Next it was research time. I did not find a description that matched my specific problem, but found one web page dealing with a hang-on-bootup issue that recommended repairing the XP with the XP CD console. So I ran the repair console and hoped that the process would replace only defective files. Nope. It performed a full re-install, back to the original version of XP, which meant I would have to upgrade to SP2, re-do all of the security updates, etc.

So, I waited for 40 minutes for the install to finish, and then went to Windows Update. The update process hung, no matter what I tried. Plus, Adobe Acrobat kept popping up, telling me it wanted to install something, and then giving me error messages. So I uninstalled Acrobat. Further research indicated that my hard drive letter had been changed from C: to E: and that this was a possible cause of the update failure.

Next step, changing the drive letter back to C:. I couldn't do it with administrative management tools because the drive was in use. I found a Microsoft page describing how to get around this by editing the registry, changing C: to Z:, E: to C:, and then Z: to E: and then rebooting.

On reboot, I was back to the hanging blue login screen.

Next step: Format the new drive from the XP setup CD and spend hours on the service pack and security updates.
Then, copying critical data files from the old to new drive.
Next, wiping the old drive clean.
Finally,
A. Format old new drive from the XP setup CD in Paul's system and spend hours on the service pack and security updates, and drag important files from his old drive onto the newly installed one.
B. Spend hours reinstalling all of my programs on the new drive in my system.

At least A and B can be done simultaneously. So, we're probably talking about 12 or so hours of tedious work.

Comments

( 2 comments — Leave a comment )
kent1
Jun. 11th, 2005 03:43 am (UTC)
Computer hell
I hear you brother. My computer problems over the last several days are similar to yours--hours of tedious work. What a mess. I'm glad to hear that you have straightened things out.
hostirad
Jun. 12th, 2005 11:10 am (UTC)
Re: Computer hell
Well, the last resort procedure was straightened out in my head, but the computer situation itself is not. I did a fresh XP install on the new hard drive and had planned to copy the important data files from the old drive to the new. First surprise: almost all of the files from the old drive were already on the new drive from the original disk copy process. I thought the crash would have corrupted them. This sounds like a good thing, but because the disk copy process did not complete, none of the program files are properly registered in the registry, so I can't run them. Result: a whole bunch of junk on the hard drive that I will have to sort through to decide what to delete, and then the long process of reinstalling all of these programs from scratch.

Reviving my own desktop was not as high priority for me as getting Paul's computer running again, so I ignored the work that needed to be done on my own computer for now. I deleted all but a few files on my old drive and hooked it up to Paul's computer to go through the XP reinstall and upgrade process. I flipped the power switch and -pop- the power turned on and instantly turned off. A couple more tries. The same thing. Paul has a bad power supply unit. Which is probably the real reason why his system kept crashing. Which means now I have to visit Best Buy for a new power supply unit.

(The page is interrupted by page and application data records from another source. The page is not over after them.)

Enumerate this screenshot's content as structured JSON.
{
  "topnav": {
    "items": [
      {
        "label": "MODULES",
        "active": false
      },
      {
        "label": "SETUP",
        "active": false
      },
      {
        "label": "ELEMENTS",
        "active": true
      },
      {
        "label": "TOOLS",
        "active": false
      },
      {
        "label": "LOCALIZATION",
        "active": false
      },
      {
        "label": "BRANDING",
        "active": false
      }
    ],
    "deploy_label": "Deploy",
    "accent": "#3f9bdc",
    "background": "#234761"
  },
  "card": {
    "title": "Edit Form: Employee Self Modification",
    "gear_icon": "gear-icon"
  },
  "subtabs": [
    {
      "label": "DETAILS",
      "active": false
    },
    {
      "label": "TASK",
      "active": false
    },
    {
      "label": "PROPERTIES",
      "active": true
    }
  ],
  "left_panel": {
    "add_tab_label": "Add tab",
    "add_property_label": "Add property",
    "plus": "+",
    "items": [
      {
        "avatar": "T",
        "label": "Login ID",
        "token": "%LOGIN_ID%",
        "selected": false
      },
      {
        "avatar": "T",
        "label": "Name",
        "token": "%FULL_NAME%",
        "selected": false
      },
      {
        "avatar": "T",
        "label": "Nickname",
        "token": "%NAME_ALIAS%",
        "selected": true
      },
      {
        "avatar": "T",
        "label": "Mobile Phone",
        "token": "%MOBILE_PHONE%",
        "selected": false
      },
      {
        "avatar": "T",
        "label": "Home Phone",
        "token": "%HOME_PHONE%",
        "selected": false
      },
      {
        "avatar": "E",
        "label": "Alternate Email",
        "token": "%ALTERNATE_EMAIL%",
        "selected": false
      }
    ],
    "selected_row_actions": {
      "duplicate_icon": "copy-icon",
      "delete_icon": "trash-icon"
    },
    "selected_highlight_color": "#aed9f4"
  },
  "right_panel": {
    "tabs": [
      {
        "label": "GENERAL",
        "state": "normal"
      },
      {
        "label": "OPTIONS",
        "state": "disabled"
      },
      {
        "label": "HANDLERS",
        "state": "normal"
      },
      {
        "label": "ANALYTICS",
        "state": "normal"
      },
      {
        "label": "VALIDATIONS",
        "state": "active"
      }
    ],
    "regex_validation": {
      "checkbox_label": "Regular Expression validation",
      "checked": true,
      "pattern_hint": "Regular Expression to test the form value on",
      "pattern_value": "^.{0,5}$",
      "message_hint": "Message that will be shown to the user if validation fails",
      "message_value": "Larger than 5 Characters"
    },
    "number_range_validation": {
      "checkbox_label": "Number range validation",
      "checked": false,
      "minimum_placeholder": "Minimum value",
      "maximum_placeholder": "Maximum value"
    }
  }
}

Oh well, Paul was due for a larger drive and fresh install of XP anyway, so this will not be a total waste. Just a partial waste.

For a much more serious computer problem that involved betrayal and cover-ups, see this recent post by my friend, Gina: http://www.livejournal.com/users/avocadonumber/129433.html

I am so glad that I am not her father at this moment. I could easily imagine myself doing what he did, screwing things up royally with good intentions. I don't know if I would have lied the way he did, however. I'd like to think not, but in my life I have not always behaved as I thought I should and would.
( 2 comments — Leave a comment )